The company, which produces silicon wafers for semiconductors, fought hard to block the organizing drive. Conner filed more than 25 unfair labor practice charges against the company and the IAM prevailed for the workers at MEMC.

DBR Roger Poole congratulated all the members and District 9’s officers and staff who helped in the fight for representation. “It’s now time to focus and concentrate on the first agreement,” Conner added.

IAM Welcomes new Montigo Del Ray Members

Fifty-five workers from Montigo Del Ray Corporation in Ferndale, WA have recently joined IAM. Montigo Del Ray, whose parent company is Canadian Heating Products, Inc. located in Surry, BC, manufactures gas fireplaces and accessories.

Members and Business Representative Clarence Harper of District 160 overcame cultural barriers—the majority of Montigo Del Ray workers are Spanish-speaking citizens—to succeed in signing the new members with a 91% win in only three days.

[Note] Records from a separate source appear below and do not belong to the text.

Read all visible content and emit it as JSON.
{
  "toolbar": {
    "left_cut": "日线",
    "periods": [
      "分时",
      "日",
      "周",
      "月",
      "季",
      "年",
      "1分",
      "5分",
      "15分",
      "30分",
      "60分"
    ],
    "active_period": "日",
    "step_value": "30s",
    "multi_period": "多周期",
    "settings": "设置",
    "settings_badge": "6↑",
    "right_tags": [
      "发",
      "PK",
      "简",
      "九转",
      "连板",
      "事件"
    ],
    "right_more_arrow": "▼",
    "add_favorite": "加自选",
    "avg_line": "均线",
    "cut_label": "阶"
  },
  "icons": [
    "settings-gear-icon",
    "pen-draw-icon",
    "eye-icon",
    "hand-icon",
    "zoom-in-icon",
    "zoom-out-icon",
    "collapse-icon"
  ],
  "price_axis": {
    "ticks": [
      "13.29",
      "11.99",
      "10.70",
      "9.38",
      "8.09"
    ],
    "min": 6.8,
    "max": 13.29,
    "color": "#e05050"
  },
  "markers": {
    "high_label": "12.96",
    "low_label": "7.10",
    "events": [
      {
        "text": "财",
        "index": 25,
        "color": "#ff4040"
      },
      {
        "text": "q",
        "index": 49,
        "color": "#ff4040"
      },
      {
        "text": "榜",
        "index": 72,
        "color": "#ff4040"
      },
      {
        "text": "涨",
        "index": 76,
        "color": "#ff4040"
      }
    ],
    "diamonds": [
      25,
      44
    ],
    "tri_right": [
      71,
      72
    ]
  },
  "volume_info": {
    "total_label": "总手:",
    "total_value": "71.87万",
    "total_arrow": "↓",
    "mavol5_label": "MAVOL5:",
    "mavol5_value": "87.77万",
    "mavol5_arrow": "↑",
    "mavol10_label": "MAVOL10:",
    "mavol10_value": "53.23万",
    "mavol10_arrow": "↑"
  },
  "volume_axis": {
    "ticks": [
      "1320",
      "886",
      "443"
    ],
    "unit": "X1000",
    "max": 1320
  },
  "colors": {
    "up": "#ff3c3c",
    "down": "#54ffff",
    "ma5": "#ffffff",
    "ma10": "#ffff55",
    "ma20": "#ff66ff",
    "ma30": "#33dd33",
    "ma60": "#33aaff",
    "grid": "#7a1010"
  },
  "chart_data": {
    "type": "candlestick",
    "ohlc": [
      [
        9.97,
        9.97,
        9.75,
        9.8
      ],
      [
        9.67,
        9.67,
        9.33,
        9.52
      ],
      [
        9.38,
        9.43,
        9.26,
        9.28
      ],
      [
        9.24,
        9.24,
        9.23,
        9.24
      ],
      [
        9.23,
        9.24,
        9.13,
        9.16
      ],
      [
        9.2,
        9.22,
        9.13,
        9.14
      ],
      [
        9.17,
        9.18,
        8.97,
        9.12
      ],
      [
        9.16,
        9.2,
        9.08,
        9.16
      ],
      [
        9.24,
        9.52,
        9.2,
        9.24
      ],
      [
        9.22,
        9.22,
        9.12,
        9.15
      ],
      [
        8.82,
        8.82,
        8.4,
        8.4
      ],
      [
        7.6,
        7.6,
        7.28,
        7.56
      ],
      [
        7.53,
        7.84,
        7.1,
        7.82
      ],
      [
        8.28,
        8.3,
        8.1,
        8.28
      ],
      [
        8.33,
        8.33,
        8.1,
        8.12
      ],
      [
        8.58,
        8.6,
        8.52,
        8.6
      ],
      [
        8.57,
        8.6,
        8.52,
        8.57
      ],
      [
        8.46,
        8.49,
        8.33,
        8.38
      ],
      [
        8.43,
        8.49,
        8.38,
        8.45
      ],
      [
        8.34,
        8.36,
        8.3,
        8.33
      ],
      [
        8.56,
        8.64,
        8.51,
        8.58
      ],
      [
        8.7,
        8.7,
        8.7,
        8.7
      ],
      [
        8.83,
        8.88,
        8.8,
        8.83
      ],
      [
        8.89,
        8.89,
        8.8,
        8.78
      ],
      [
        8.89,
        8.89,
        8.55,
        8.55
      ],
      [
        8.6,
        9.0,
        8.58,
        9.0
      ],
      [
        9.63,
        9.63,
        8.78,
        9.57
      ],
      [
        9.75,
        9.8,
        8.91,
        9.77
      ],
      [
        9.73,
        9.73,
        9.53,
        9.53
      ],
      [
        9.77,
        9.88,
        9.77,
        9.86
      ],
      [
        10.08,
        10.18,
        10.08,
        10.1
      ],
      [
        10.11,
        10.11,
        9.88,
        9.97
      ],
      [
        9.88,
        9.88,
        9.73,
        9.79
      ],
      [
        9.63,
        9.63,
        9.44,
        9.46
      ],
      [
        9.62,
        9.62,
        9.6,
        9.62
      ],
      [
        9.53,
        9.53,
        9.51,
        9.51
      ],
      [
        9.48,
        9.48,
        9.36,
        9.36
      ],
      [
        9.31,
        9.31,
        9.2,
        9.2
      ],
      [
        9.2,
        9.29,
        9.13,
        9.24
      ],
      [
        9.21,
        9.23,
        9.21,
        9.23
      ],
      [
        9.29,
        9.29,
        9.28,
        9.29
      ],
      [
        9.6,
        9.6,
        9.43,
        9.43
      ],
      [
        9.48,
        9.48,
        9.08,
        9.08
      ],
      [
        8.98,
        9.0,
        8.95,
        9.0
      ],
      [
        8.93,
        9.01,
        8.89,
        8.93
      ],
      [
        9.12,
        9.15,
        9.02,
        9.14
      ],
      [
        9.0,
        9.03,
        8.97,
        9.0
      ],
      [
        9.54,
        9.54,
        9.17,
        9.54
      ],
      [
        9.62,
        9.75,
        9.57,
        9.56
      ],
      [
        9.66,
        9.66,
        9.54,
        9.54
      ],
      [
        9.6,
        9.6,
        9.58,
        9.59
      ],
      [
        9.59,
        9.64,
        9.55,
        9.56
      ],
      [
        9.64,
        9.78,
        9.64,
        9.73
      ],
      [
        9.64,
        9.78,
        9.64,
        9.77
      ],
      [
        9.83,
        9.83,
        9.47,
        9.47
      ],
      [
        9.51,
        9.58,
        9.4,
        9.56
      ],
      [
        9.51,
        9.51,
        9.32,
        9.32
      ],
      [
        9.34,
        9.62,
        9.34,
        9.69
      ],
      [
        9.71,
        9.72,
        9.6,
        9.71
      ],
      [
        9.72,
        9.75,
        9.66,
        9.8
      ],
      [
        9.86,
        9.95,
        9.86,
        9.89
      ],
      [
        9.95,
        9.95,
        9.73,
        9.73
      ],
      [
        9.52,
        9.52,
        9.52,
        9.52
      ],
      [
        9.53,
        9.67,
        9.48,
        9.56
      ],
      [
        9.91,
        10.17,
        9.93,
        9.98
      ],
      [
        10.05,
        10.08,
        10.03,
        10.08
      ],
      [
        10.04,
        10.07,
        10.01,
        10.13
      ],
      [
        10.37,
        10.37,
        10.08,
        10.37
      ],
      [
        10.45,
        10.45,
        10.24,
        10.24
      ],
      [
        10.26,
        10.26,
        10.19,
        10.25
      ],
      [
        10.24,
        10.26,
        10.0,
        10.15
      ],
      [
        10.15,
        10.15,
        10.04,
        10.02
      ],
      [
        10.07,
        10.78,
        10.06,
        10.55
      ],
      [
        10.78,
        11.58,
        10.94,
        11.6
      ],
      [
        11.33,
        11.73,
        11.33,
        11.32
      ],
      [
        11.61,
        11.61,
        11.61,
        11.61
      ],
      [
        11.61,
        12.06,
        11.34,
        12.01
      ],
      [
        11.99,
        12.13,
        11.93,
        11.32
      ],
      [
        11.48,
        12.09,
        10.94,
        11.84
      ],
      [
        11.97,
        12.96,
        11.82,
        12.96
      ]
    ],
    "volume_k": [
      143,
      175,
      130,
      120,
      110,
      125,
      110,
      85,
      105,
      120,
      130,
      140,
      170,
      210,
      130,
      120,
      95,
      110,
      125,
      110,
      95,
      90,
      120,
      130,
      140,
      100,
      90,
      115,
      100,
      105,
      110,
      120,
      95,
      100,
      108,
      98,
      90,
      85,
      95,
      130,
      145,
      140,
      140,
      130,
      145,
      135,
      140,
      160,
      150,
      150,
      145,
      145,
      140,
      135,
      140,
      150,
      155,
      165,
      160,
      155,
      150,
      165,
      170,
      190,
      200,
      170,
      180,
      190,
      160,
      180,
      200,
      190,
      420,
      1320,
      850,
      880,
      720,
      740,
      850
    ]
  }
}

The IAM welcomes our new members as does Harper who said, “I have been extremely fortunate to work with a great group of people including GLR's Paula Ross and Joel Ochoa, the Business Representatives of District 160 and the employees at Montigo Del Ray. I would especially like to mention Dan Morgan who traveled from Olympia to Ferndale daily to help with the campaign and show solidarity and support.”